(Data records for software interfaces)
_____

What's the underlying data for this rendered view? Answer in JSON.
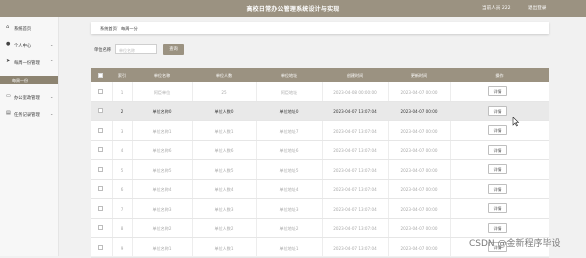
{
  "header": {
    "title": "高校日常办公管理系统设计与实现",
    "user": "当前人员 222",
    "logout": "退出登录"
  },
  "sidebar": {
    "items": [
      {
        "label": "系统首页",
        "icon": "home-icon"
      },
      {
        "label": "个人中心",
        "icon": "user-icon"
      },
      {
        "label": "每周一份管理",
        "icon": "send-icon"
      },
      {
        "label": "办公室政管理",
        "icon": "monitor-icon"
      },
      {
        "label": "任务记录管理",
        "icon": "document-icon"
      }
    ],
    "sub_item": "每周一份"
  },
  "breadcrumb": {
    "home": "系统首页",
    "separator": "/",
    "current": "每周一分"
  },
  "search": {
    "label": "单位名称",
    "placeholder": "单位名称",
    "button": "查询"
  },
  "table": {
    "headers": [
      "索引",
      "单位名称",
      "单位人数",
      "单位地址",
      "创建时间",
      "更新时间",
      "操作"
    ],
    "action_label": "详情",
    "rows": [
      {
        "index": "1",
        "name": "阿臣单位",
        "count": "25",
        "address": "阿臣地址",
        "created": "2023-04-08 00:00:00",
        "updated": "2023-04-07 00:00"
      },
      {
        "index": "2",
        "name": "单位名称0",
        "count": "单位人数0",
        "address": "单位地址0",
        "created": "2023-04-07 13:07:04",
        "updated": "2023-04-07 00:00"
      },
      {
        "index": "3",
        "name": "单位名称1",
        "count": "单位人数1",
        "address": "单位地址7",
        "created": "2023-04-07 13:07:04",
        "updated": "2023-04-07 00:00"
      },
      {
        "index": "4",
        "name": "单位名称6",
        "count": "单位人数6",
        "address": "单位地址6",
        "created": "2023-04-07 13:07:04",
        "updated": "2023-04-07 00:00"
      },
      {
        "index": "5",
        "name": "单位名称5",
        "count": "单位人数5",
        "address": "单位地址5",
        "created": "2023-04-07 13:07:04",
        "updated": "2023-04-07 00:00"
      },
      {
        "index": "6",
        "name": "单位名称4",
        "count": "单位人数4",
        "address": "单位地址4",
        "created": "2023-04-07 13:07:04",
        "updated": "2023-04-07 00:00"
      },
      {
        "index": "7",
        "name": "单位名称3",
        "count": "单位人数3",
        "address": "单位地址3",
        "created": "2023-04-07 13:07:04",
        "updated": "2023-04-07 00:00"
      },
      {
        "index": "8",
        "name": "单位名称2",
        "count": "单位人数2",
        "address": "单位地址2",
        "created": "2023-04-07 13:07:04",
        "updated": "2023-04-07 00:00"
      },
      {
        "index": "9",
        "name": "单位名称1",
        "count": "单位人数1",
        "address": "单位地址1",
        "created": "2023-04-07 13:07:04",
        "updated": "2023-04-07 00:00"
      }
    ]
  },
  "watermark": "CSDN @金新程序毕设",
  "colors": {
    "accent": "#9b9281",
    "sidebar_active": "#8d8471",
    "highlight_row": "#e9e9e9"
  }
}
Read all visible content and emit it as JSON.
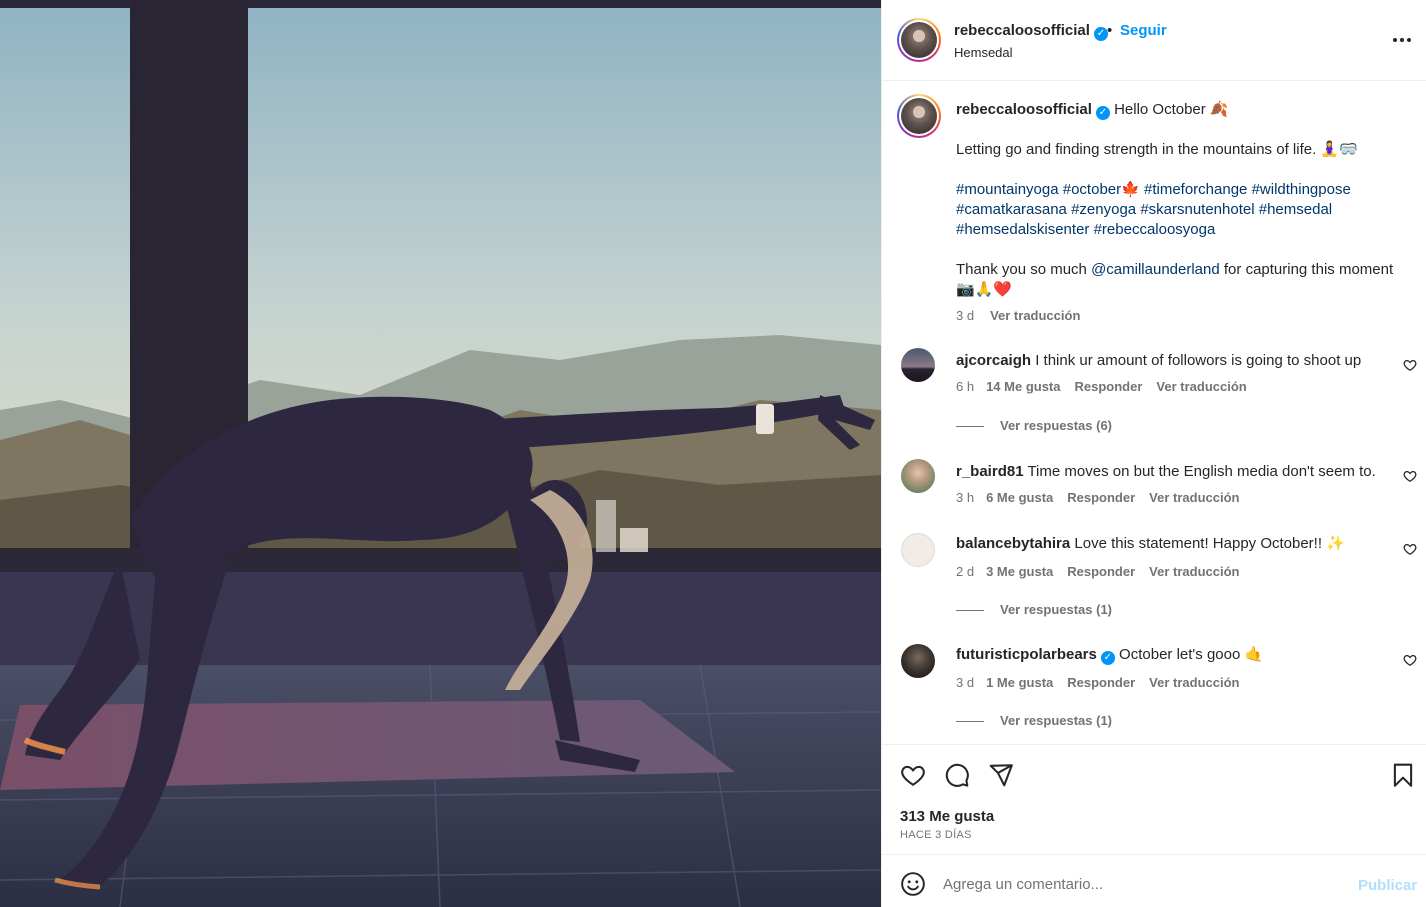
{
  "post": {
    "username": "rebeccaloosofficial",
    "verified_mark": "✓",
    "separator": "•",
    "follow_label": "Seguir",
    "location": "Hemsedal",
    "more_icon": "more-horizontal-icon"
  },
  "caption": {
    "username": "rebeccaloosofficial",
    "line1": "Hello October 🍂",
    "line2": "Letting go and finding strength in the mountains of life. 🧘‍♀️🥽",
    "hashtags": [
      "#mountainyoga",
      "#october🍁",
      "#timeforchange",
      "#wildthingpose",
      "#camatkarasana",
      "#zenyoga",
      "#skarsnutenhotel",
      "#hemsedal",
      "#hemsedalskisenter",
      "#rebeccaloosyoga"
    ],
    "thanks_prefix": "Thank you so much",
    "mention": "@camillaunderland",
    "thanks_suffix": "for capturing this moment 📷🙏❤️",
    "time": "3 d",
    "translate": "Ver traducción"
  },
  "comments": [
    {
      "username": "ajcorcaigh",
      "verified": false,
      "text": "I think ur amount of followors is going to shoot up",
      "time": "6 h",
      "likes": "14 Me gusta",
      "reply": "Responder",
      "translate": "Ver traducción",
      "replies": "Ver respuestas (6)"
    },
    {
      "username": "r_baird81",
      "verified": false,
      "text": "Time moves on but the English media don't seem to.",
      "time": "3 h",
      "likes": "6 Me gusta",
      "reply": "Responder",
      "translate": "Ver traducción",
      "replies": ""
    },
    {
      "username": "balancebytahira",
      "verified": false,
      "text": "Love this statement! Happy October!! ✨",
      "time": "2 d",
      "likes": "3 Me gusta",
      "reply": "Responder",
      "translate": "Ver traducción",
      "replies": "Ver respuestas (1)"
    },
    {
      "username": "futuristicpolarbears",
      "verified": true,
      "text": "October let's gooo 🤙",
      "time": "3 d",
      "likes": "1 Me gusta",
      "reply": "Responder",
      "translate": "Ver traducción",
      "replies": "Ver respuestas (1)"
    }
  ],
  "actions": {
    "like_icon": "heart-icon",
    "comment_icon": "comment-icon",
    "share_icon": "send-icon",
    "save_icon": "bookmark-icon",
    "likes_count": "313 Me gusta",
    "date": "HACE 3 DÍAS"
  },
  "composer": {
    "emoji_icon": "smiley-icon",
    "placeholder": "Agrega un comentario...",
    "post_label": "Publicar"
  },
  "colors": {
    "link_blue": "#0095f6",
    "hashtag_blue": "#00376b",
    "muted": "#737373",
    "text": "#262626",
    "post_disabled": "#b2dffc"
  }
}
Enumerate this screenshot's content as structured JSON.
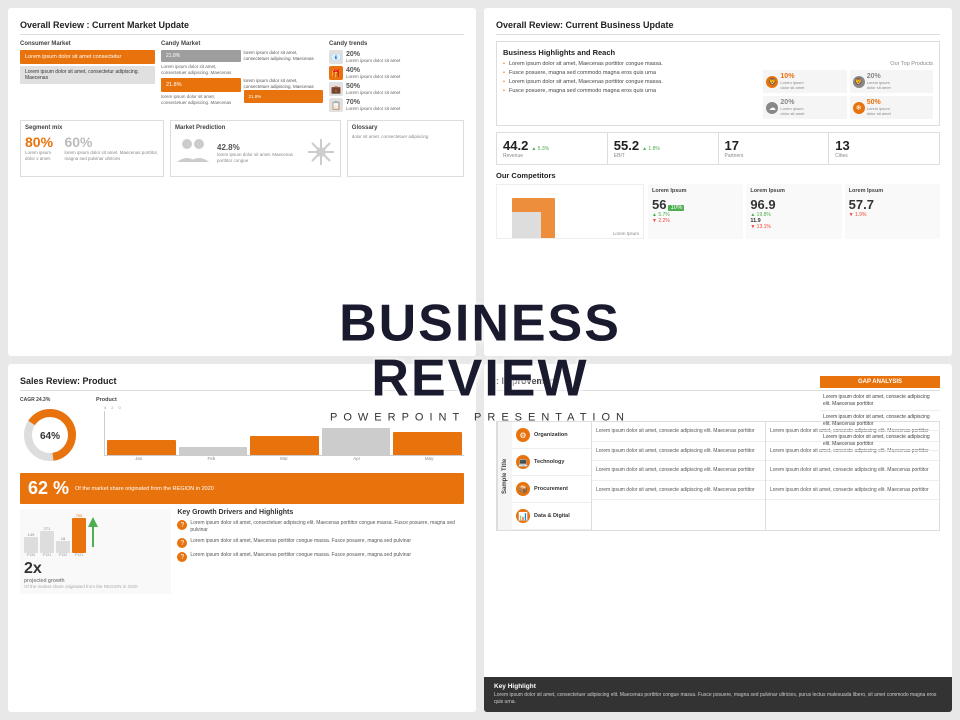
{
  "slides": {
    "slide1": {
      "title": "Overall Review : Current Market Update",
      "consumer_market_label": "Consumer Market",
      "candy_market_label": "Candy Market",
      "candy_trends_label": "Candy trends",
      "pct1": "21.8%",
      "pct2": "21.8%",
      "pct3": "21.8%",
      "pct4": "20%",
      "pct5": "40%",
      "pct6": "50%",
      "pct7": "70%",
      "lorem_short": "Lorem ipsum dolor sit amet, consecte adipiscing",
      "lorem_short2": "lorem ipsum dolor sit amet, consectetuer adipiscing. Maecenas",
      "segment_mix": "Segment mix",
      "market_prediction": "Market Prediction",
      "glossary": "Glossary",
      "big_pct1": "80%",
      "big_pct2": "60%",
      "market_val": "42.8%",
      "glossary_text": "dolor sit amet, consectetuer adipiscing"
    },
    "slide2": {
      "title": "Overall Review: Current Business Update",
      "highlights_title": "Business Highlights and Reach",
      "bullets": [
        "Lorem ipsum dolor sit amet, Maecenas porttitor congue massa.",
        "Fusce posuere, magna sed commodo magna eros quis urna",
        "Lorem ipsum dolor sit amet, Maecenas porttitor congue massa.",
        "Fusce posuere, magna sed commodo magna eros quis urna"
      ],
      "top_products_label": "Our Top Products",
      "products": [
        {
          "icon": "🦁",
          "pct": "10%",
          "type": "orange"
        },
        {
          "icon": "🦁",
          "pct": "20%",
          "type": "gray"
        },
        {
          "icon": "☁",
          "pct": "20%",
          "type": "gray"
        },
        {
          "icon": "❄",
          "pct": "50%",
          "type": "orange"
        }
      ],
      "metrics": [
        {
          "val": "44.2",
          "label": "Revenue",
          "change": "5.3%",
          "positive": true
        },
        {
          "val": "55.2",
          "label": "EBIT",
          "change": "1.8%",
          "positive": true
        },
        {
          "val": "17",
          "label": "Partners",
          "change": "",
          "positive": true
        },
        {
          "val": "13",
          "label": "Cities",
          "change": "",
          "positive": true
        }
      ],
      "competitors_title": "Our Competitors",
      "comp_cols": [
        {
          "title": "Lorem Ipsum",
          "val": "56",
          "sub1": "5.7%",
          "sub2": "2.2%",
          "badge": "10%"
        },
        {
          "title": "Lorem Ipsum",
          "val": "96.9",
          "sub1": "19.8%",
          "sub2": "13.1%",
          "badge": ""
        },
        {
          "title": "Lorem Ipsum",
          "val": "57.7",
          "sub2": "1.9%",
          "sub1": ""
        },
        {
          "title": "Lorem Ipsum",
          "val": "11.9",
          "sub2": "",
          "sub1": ""
        }
      ]
    },
    "slide3": {
      "title": "Sales Review: Product",
      "cagr": "CAGR 24.3%",
      "donut_pct": "64%",
      "chart_title": "Product",
      "bar_months": [
        "Jan",
        "Feb",
        "Mar",
        "Apr",
        "May"
      ],
      "market_share_pct": "62 %",
      "market_share_text": "Of the market share originated from the REGION in 2020",
      "growth_val": "2x",
      "growth_label": "projected growth",
      "growth_sub": "Of the market share originated from the REGION in 2020",
      "highlights_title": "Key Growth Drivers and Highlights",
      "highlights": [
        {
          "title": "Lorem ipsum dolor sit amet, consectetuer adipiscing elit. Maecenas porttitor congue massa. Fusce posuere, magna sed pulvinar"
        },
        {
          "title": "Lorem ipsum dolor sit amet, Maecenas porttitor congue massa. Fusce posuere, magna sed pulvinar"
        },
        {
          "title": "Lorem ipsum dolor sit amet, Maecenas porttitor congue massa. Fusce posuere, magna sed pulvinar"
        }
      ],
      "bar_vals": [
        35,
        20,
        45,
        65,
        55
      ]
    },
    "slide4": {
      "title": ": Improvement",
      "gap_analysis_title": "GAP ANALYSIS",
      "gap_items": [
        "Lorem ipsum dolor sit amet, consecte adipiscing elit. Maecenas porttitor",
        "Lorem ipsum dolor sit amet, consecte adipiscing elit. Maecenas porttitor",
        "Lorem ipsum dolor sit amet, consecte adipiscing elit. Maecenas porttitor"
      ],
      "sample_title": "Sample Title",
      "categories": [
        {
          "icon": "⚙",
          "name": "Organization"
        },
        {
          "icon": "💻",
          "name": "Technology"
        },
        {
          "icon": "📦",
          "name": "Procurement"
        },
        {
          "icon": "📊",
          "name": "Data & Digital"
        }
      ],
      "desc_col1": [
        "Lorem ipsum dolor sit amet, consecte adipiscing elit. Maecenas porttitor",
        "Lorem ipsum dolor sit amet, consecte adipiscing elit. Maecenas porttitor",
        "Lorem ipsum dolor sit amet, consecte adipiscing elit. Maecenas porttitor",
        "Lorem ipsum dolor sit amet, consecte adipiscing elit. Maecenas porttitor"
      ],
      "desc_col2": [
        "Lorem ipsum dolor sit amet, consecte adipiscing elit. Maecenas porttitor",
        "Lorem ipsum dolor sit amet, consecte adipiscing elit. Maecenas porttitor",
        "Lorem ipsum dolor sit amet, consecte adipiscing elit. Maecenas porttitor",
        "Lorem ipsum dolor sit amet, consecte adipiscing elit. Maecenas porttitor"
      ],
      "key_highlight_title": "Key Highlight",
      "key_highlight_text": "Lorem ipsum dolor sit amet, consectetuer adipiscing elit. Maecenas porttitor congue massa. Fusce posuere, magna sed pulvinar ultricies, purus lectus malesuada libero, sit amet commodo magna eros quis urna."
    }
  },
  "overlay": {
    "main_title_line1": "BUSINESS",
    "main_title_line2": "REVIEW",
    "sub_title": "POWERPOINT PRESENTATION"
  }
}
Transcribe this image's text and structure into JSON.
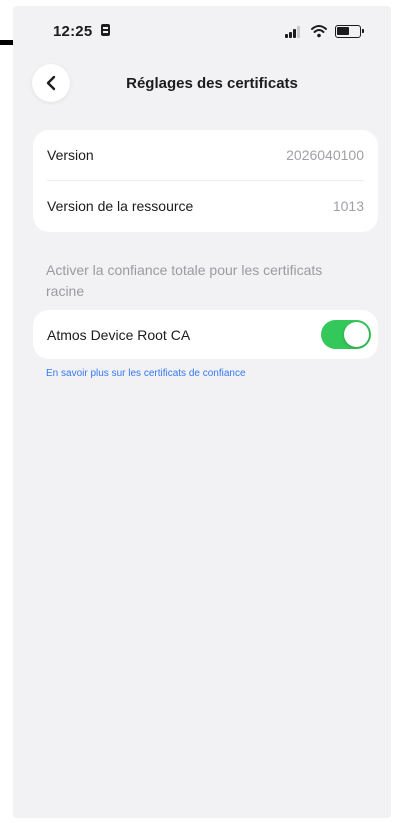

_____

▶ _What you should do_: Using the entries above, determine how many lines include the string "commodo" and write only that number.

▶ _Result_: 3